For more information contact Lab Director Professor Edmund Crampin
Our new paper setting out minimum information criteria for bio-nano research has been published in Nature Nanotechnology.
Nature Nanotechnology 13, 777–785 (2018)
Download the paper here.
Read the Nature Nanotechnology editorial about our work here.
This work, led by Matt Faria, has been a project of the ARC Centre of Excellence in Convergent Bio-Nano Science and Technology.
Our new paper on quantifying the influence of the distribution of nanoparticle size (‘polydispersity’) on delivered cellular dose has just appeared in Journal of the Royal Society Interface.
S.T. Johnston, M. Faria, E.J. Crampin (2018)
An analytical approach for quantifying the influence of nanoparticle polydispersity on cellular delivered dose.
J. R. Soc. Interface 15: 20180364
See it here: http://dx.doi.org/10.1098/rsif.2018.0364
Congratulations Stuart and Matt.
This work was funded through the Australian Research Council Centre of Excellence in Convergent Bio-Nano Science and Technology @ARCCoEBionano
Joe’s paper on combinatorial targeting by miRNAs in regulating phenotype in breast cancer cells has appeared in Cell Systems.
Micro-RNAs are known to play important roles in driving switching between epithelial and mesenchymal phenotypes in cancer. In the paper we identify co-regulated miRNAs in breast cancer cells with functionally related protein targets, and show that cooperative interaction between these targets leads to highly coordinated regulation of epithelial-mesenchymal transition.
J. Cursons, K.A. Pillman, K.G. Scheer, P.A. Gregory, M. Foroutan, S. Hediyeh-Zadeh, J. Toubia, E.J. Crampin, G.J. Goodall, C.P. Bracken, M.J. Davis (2018)
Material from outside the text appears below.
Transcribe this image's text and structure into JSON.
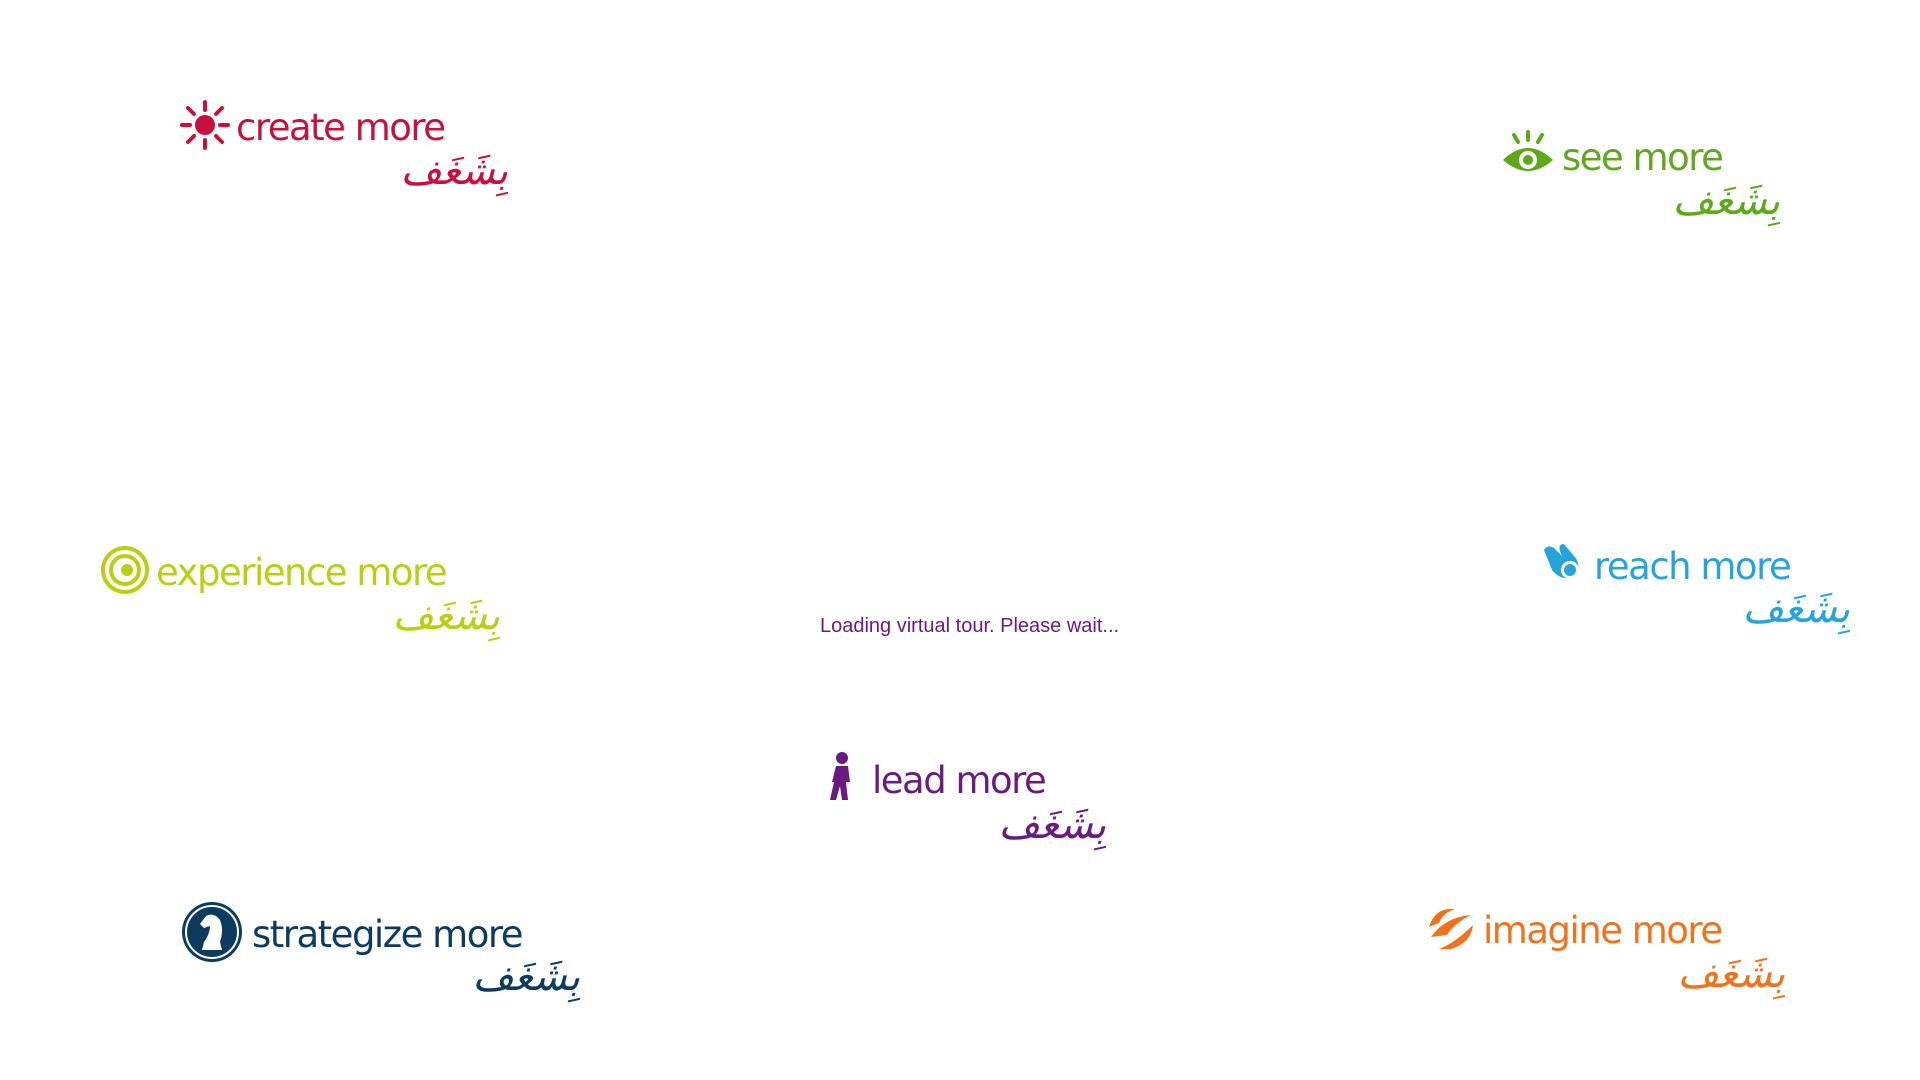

Combinatorial Targeting by MicroRNAs Co-ordinates Post-transcriptional Control of EMT
Cell Systems 7, 77–91
See it here: https://doi.org/10.1016/j.cels.2018.05.019
Congratulations Joe and all of the authors.
Come and hear about our latest research – all on Monday!
Hilary Hunt’s talk on cardiac hypertrophy signalling is at 1130am; Claire Miller’s talk on multicellular modelling of the epidermis is at 4pm; and Stuart Johnston’s talk on nanoparticle delivery follows shortly after at 420pm.
Then from 6pm onwards, we have Michael Pan’s poster on bond graph modelling of the cardiac action potential, Daniel Hurley’s poster on reproducibility in computational biology, and Agne Tilunaite’s poster on modelling intracellular calcium dynamics.
Our paper on modelling the cardiac action potential using an energy-based bond graph approach has now appeared in Proc R Soc Lond A. Mathematical models of cardiac action potentials have become increasingly important in the study of heart disease and pharmacology, but concerns linger over their robustness during long periods of simulation, in particular due to issues such as model drift and non-unique steady states. In this paper we develop a general and systematic method of identifying hidden conservation laws that are responsible for these undesirable characteristics in models of cardiac electrophysiology.
M. Pan, P.J. Gawthrop, K. Tran, J. Cursons, E.J. Crampin (2018)
Bond graph modelling of the cardiac action potential: implications for drift and non-unique steady states
Proceedings of the Royal Society A 474: 20180106
Congratulations to Michael and coauthors!
Congratulations to Matt Faria, who has been awarded his PhD at the Systems Biology Lab and the Caruso group at the University of Melbourne, for his thesis entitled “Quantifying interactions between nanoengineered particles and cells”.
In his thesis, Matt introduced new techniques for quantifying interactions between engineered nanomaterials and biological cells. Using a combination of experimental approaches and mathematical methods, his work isolated the kinetics of cell-particle interactions independent of experimental details.
Well done Matt!
Michael Pan, Hilary Hunt, Claire Miller and Shourya Ghosh all presented their work at the recent Biophysical Society Annual Meeting in San Francisco. Well done all!